Just when all seems hopeless, a big freighter is suddenly anchored right behind them, and without questioning their luck they make efforts to board. But right away, the boat shows signs of not being overly welcoming. Determined to find the people running the boat, they split off to also find food, supplies, lodging, a bloody shower…all the while hearing German commands crackling over the intercom system. Before long the boat commandeers the will of Captain Kennedy and things go south from there for everyone.
Oft times, Death Ship feels more like a made-for-tv movie than a big screen movie, and if not for the particularly captivating shower scene, it probably could have been. But even so, this movie is filled with great moments of creepiness that are really well executed. It also does well with creating an imposing sense of isolation. The ship is of course a character and inability of non-German speaking viewers to understand what is being said over the loud speakers adds to mood and the ominous feeling that the passengers are doomed. The creaky, dark, and rusty old boat makes for a great setting for a horror movie and the filmmakers exploit it to the fullest. The place looks like you’d need Tetanus shots just from looking at it.
Another thing this movie has going for it is the fact that it never goes for the easy laughs, not even for a little brevity. And even before the boats collide there’s a sense of darkness in George Kennedy’s character that doesn’t get laid out to the audience in some monologue, other than a moment where he shares his dislike for operating a cruise ship instead of a crew of soldiers. He’s downtrodden, and you just know there’s something more to it. The ghost boat sure knew it.
Mixed performances are really the only thing that bruises the film, but it’s no big deal really. Aside from the crappy kid actors, most of the folks do fine. No real standouts though, as no one seems really on their best game here. Blatant stock footage and a ghostly boat that doesn’t actually move through the water (the camera crew filmed a stationary boat as they rode by on another boat to simulate motion) might cause a chuckle or two.

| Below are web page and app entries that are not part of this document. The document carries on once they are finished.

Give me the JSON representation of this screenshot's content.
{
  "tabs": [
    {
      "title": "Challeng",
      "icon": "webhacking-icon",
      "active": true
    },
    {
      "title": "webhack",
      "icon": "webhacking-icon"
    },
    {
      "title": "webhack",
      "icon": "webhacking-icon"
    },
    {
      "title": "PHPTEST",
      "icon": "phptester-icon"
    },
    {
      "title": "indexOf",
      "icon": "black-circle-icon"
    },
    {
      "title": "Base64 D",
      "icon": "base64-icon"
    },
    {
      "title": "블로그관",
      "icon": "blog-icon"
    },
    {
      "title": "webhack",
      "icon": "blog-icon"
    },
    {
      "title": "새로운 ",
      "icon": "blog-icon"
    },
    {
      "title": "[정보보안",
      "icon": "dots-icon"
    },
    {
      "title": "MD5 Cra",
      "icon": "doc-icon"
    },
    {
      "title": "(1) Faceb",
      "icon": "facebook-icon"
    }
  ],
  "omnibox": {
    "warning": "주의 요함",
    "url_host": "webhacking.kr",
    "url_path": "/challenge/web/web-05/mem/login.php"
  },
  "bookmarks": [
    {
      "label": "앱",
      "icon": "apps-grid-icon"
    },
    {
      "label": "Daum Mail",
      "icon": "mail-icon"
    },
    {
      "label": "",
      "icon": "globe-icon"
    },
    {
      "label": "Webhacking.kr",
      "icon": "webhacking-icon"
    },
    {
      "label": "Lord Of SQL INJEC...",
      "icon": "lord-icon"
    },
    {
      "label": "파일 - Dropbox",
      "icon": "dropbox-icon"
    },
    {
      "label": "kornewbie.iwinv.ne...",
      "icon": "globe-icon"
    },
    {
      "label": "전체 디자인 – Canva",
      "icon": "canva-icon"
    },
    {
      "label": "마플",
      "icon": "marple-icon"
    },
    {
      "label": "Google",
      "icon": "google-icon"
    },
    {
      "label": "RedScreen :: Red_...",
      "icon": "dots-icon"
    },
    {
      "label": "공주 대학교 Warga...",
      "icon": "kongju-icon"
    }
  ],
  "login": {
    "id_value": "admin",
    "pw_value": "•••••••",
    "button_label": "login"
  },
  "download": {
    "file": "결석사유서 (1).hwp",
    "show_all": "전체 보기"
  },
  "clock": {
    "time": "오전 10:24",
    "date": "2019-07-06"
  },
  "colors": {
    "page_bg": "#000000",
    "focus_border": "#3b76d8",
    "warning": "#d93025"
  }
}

Once again Scorpion has given new life to a neglected movie, giving Death Ship a nice new transfer to DVD (and presumably on the soon-to-be-released Blu-ray). The image has great detail, vibrant whites, deep blacks, and the colors look great. The bright blue sky and deep blue water stand out pretty strikingly with the rusty and grungy old boat against them. It’s got the signs of an older, lower budget movie but it looks pretty darned impressive.
For sound, a simple mono track plays off the two channels, and things seem in order. Good balance, dialogue is easy to understand, and no real problems with unwanted noise in the form of hissing and popping.
This isn’t part of the “Katarina’s Nightmare Theater” brand, but the extras menu has the option to watch it with her hosting bookends to the film. This feature isn’t on the main menu. Also, Ms. Waters has a quick segment where she interprets the German dialogue the ship sputters out over the intercom. An isolated score is available for those interested, four minutes of deleted scenes, plus a trailer for the feature and trailers for other discs from Scorpion Releasing (Silent Scream, Humongous, The Hearse, Don’t Answer the Phone!, and Mortuary)
The Final Word:
A successfully eerie movie that proves you don’t need flashy effects to make an effective ghost story. An enjoyable movie with an excellent picture and a good portioning of extras makes this one recommended.